What do true custom rifles cost? Well, the price list from Hill Country Rifle Company (New Brunfels, Texas) shows that a "basic" wood stocked, American classic hunting rifle starts at $10,000. That does not include the cost of the action (figure $800 to be safe), stock blank (probably another $700 for high grade walnut), or extra embellishments such as wrap-around forend checkering (add $300), rust bluing (add $600 minimum), or engraving (the sky's the limit).

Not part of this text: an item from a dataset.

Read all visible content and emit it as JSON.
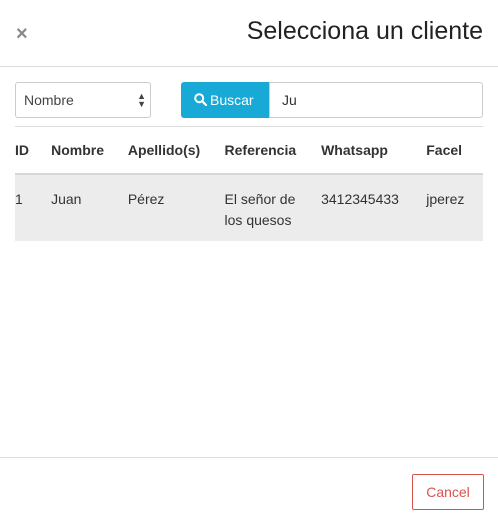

What it does include is a hand-stoned action, polished and jeweled bolt, factory tang reshaped to a sculptured pre-war configuration, a Krieger or Lilja barrel (installed, squared, and trued), custom hand inletting, HCR pillar bedding, crossbolts, and a satin hot blue of metal parts. You get Ted Blackburn bottom metal, a re-configured trigger bow, and a Jerry Fisher solid grip cap. The made to measure pistol grip stock features a shadow line cheek piece, up to 24 lpi (four-panel) point pattern checkering, 90 degree ebony forend tip, inletted sling swivel studs, hand rubbed oil finish, and a Pachmayr Decelerator recoil pad.
You also get a hunting rifle that looks, operates, and handles like a dream. It fits you, not "Mr. Average," and every time you throw it to your shoulder to sight on a game animal you'll be glad you spent the money.
After the Show, Rocky and I enjoyed cocktails and dinner with Jay and Kara Strite of Krist & Strite, Inc. Rocky does the engraving on the Krist custom revolvers, an example of which can be seen on Rocky's web site at: http://www.chuckhawks.com/newton-grant_engraving.htm
This was my first ACGG/FEGA Show, as I usually attend the SHOT Show in Las Vegas, which creates a scheduling conflict for me. But this year I chose to skip the SHOT Show, since it was held in Orlando, and that allowed me to attend the ACGG/FEGA Show instead. The Show is free to ACGG and FEGA members and accredited members of the press (like, ah, Guns and Shooting Online). The public is welcome, but is charged $20/day to attend. Since the show can pretty well covered in one day, it is $20 well spent. I had a great time at the Show, which hopefully will not be my last. I hope to see you in Reno next year!
Copyright 2007 by Chuck Hawks. All rights reserved.